╭─ Supplied data
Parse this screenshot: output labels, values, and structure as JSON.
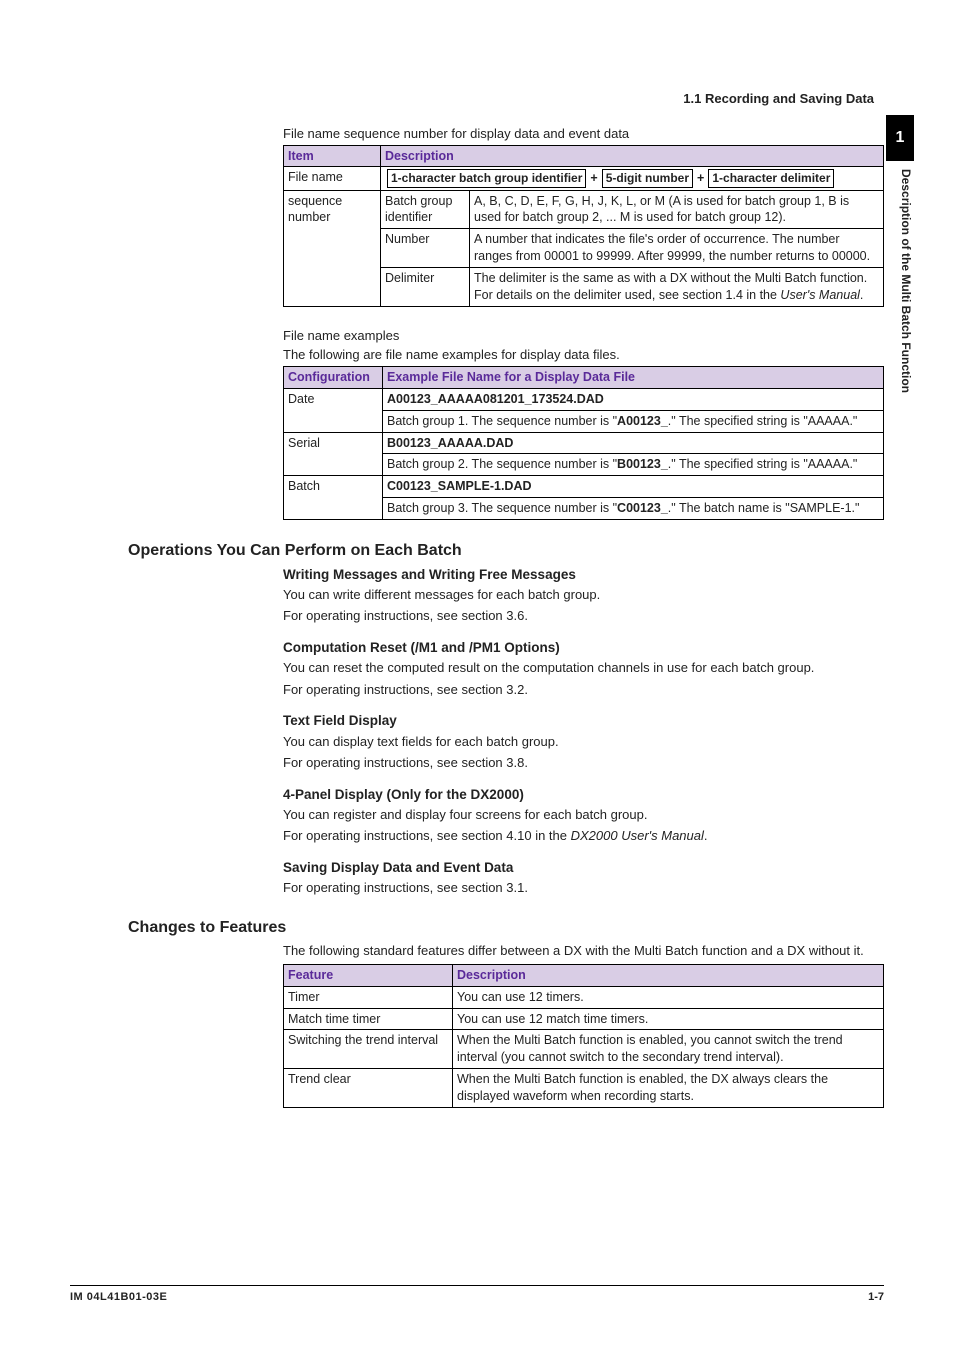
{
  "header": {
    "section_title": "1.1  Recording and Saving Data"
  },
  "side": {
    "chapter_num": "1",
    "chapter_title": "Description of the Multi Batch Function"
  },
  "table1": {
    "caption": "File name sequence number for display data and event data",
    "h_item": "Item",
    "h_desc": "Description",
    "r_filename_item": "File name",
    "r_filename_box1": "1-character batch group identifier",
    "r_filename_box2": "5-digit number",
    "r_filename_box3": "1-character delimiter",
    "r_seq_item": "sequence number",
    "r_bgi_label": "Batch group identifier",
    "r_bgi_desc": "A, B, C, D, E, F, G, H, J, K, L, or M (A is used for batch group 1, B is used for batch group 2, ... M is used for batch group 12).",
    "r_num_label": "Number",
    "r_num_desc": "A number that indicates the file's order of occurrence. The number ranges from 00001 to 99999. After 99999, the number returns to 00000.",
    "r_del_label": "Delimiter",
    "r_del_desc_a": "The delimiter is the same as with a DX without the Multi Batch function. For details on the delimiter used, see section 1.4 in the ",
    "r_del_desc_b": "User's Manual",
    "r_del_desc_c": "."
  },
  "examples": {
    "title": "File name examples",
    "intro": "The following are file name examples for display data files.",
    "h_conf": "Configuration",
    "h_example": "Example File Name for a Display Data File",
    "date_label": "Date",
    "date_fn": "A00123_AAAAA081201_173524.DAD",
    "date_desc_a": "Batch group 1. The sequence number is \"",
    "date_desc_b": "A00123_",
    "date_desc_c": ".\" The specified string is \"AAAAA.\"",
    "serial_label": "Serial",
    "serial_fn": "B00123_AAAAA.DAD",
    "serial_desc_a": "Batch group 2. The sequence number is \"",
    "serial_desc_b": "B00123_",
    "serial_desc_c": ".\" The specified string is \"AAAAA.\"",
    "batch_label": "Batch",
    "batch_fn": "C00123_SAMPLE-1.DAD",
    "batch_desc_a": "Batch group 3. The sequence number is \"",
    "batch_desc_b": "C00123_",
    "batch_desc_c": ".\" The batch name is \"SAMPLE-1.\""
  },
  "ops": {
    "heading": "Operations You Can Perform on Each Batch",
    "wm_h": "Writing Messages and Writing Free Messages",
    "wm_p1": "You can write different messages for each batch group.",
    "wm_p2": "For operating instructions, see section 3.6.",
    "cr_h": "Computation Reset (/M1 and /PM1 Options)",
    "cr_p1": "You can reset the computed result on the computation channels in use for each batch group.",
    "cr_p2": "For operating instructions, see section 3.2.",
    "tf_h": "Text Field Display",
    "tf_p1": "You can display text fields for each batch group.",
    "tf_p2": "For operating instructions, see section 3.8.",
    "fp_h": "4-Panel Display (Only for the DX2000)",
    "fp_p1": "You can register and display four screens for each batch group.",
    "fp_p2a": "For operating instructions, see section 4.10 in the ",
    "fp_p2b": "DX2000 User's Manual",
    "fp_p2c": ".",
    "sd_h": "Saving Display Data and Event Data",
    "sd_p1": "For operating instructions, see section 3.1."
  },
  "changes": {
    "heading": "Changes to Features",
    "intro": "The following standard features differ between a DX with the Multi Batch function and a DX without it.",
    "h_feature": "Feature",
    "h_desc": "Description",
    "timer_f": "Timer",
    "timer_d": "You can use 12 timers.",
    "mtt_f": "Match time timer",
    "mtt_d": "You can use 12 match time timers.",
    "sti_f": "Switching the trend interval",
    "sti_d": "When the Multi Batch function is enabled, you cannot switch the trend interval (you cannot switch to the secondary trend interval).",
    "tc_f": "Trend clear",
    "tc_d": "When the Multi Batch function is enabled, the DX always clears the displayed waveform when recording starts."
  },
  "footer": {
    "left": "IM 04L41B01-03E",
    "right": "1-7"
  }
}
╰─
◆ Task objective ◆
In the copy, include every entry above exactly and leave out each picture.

◆ Response below ◆
Parse this screenshot: output labels, values, and structure as JSON.
{
  "header": {
    "section_title": "1.1  Recording and Saving Data"
  },
  "side": {
    "chapter_num": "1",
    "chapter_title": "Description of the Multi Batch Function"
  },
  "table1": {
    "caption": "File name sequence number for display data and event data",
    "h_item": "Item",
    "h_desc": "Description",
    "r_filename_item": "File name",
    "r_filename_box1": "1-character batch group identifier",
    "r_filename_box2": "5-digit number",
    "r_filename_box3": "1-character delimiter",
    "r_seq_item": "sequence number",
    "r_bgi_label": "Batch group identifier",
    "r_bgi_desc": "A, B, C, D, E, F, G, H, J, K, L, or M (A is used for batch group 1, B is used for batch group 2, ... M is used for batch group 12).",
    "r_num_label": "Number",
    "r_num_desc": "A number that indicates the file's order of occurrence. The number ranges from 00001 to 99999. After 99999, the number returns to 00000.",
    "r_del_label": "Delimiter",
    "r_del_desc_a": "The delimiter is the same as with a DX without the Multi Batch function. For details on the delimiter used, see section 1.4 in the ",
    "r_del_desc_b": "User's Manual",
    "r_del_desc_c": "."
  },
  "examples": {
    "title": "File name examples",
    "intro": "The following are file name examples for display data files.",
    "h_conf": "Configuration",
    "h_example": "Example File Name for a Display Data File",
    "date_label": "Date",
    "date_fn": "A00123_AAAAA081201_173524.DAD",
    "date_desc_a": "Batch group 1. The sequence number is \"",
    "date_desc_b": "A00123_",
    "date_desc_c": ".\" The specified string is \"AAAAA.\"",
    "serial_label": "Serial",
    "serial_fn": "B00123_AAAAA.DAD",
    "serial_desc_a": "Batch group 2. The sequence number is \"",
    "serial_desc_b": "B00123_",
    "serial_desc_c": ".\" The specified string is \"AAAAA.\"",
    "batch_label": "Batch",
    "batch_fn": "C00123_SAMPLE-1.DAD",
    "batch_desc_a": "Batch group 3. The sequence number is \"",
    "batch_desc_b": "C00123_",
    "batch_desc_c": ".\" The batch name is \"SAMPLE-1.\""
  },
  "ops": {
    "heading": "Operations You Can Perform on Each Batch",
    "wm_h": "Writing Messages and Writing Free Messages",
    "wm_p1": "You can write different messages for each batch group.",
    "wm_p2": "For operating instructions, see section 3.6.",
    "cr_h": "Computation Reset (/M1 and /PM1 Options)",
    "cr_p1": "You can reset the computed result on the computation channels in use for each batch group.",
    "cr_p2": "For operating instructions, see section 3.2.",
    "tf_h": "Text Field Display",
    "tf_p1": "You can display text fields for each batch group.",
    "tf_p2": "For operating instructions, see section 3.8.",
    "fp_h": "4-Panel Display (Only for the DX2000)",
    "fp_p1": "You can register and display four screens for each batch group.",
    "fp_p2a": "For operating instructions, see section 4.10 in the ",
    "fp_p2b": "DX2000 User's Manual",
    "fp_p2c": ".",
    "sd_h": "Saving Display Data and Event Data",
    "sd_p1": "For operating instructions, see section 3.1."
  },
  "changes": {
    "heading": "Changes to Features",
    "intro": "The following standard features differ between a DX with the Multi Batch function and a DX without it.",
    "h_feature": "Feature",
    "h_desc": "Description",
    "timer_f": "Timer",
    "timer_d": "You can use 12 timers.",
    "mtt_f": "Match time timer",
    "mtt_d": "You can use 12 match time timers.",
    "sti_f": "Switching the trend interval",
    "sti_d": "When the Multi Batch function is enabled, you cannot switch the trend interval (you cannot switch to the secondary trend interval).",
    "tc_f": "Trend clear",
    "tc_d": "When the Multi Batch function is enabled, the DX always clears the displayed waveform when recording starts."
  },
  "footer": {
    "left": "IM 04L41B01-03E",
    "right": "1-7"
  }
}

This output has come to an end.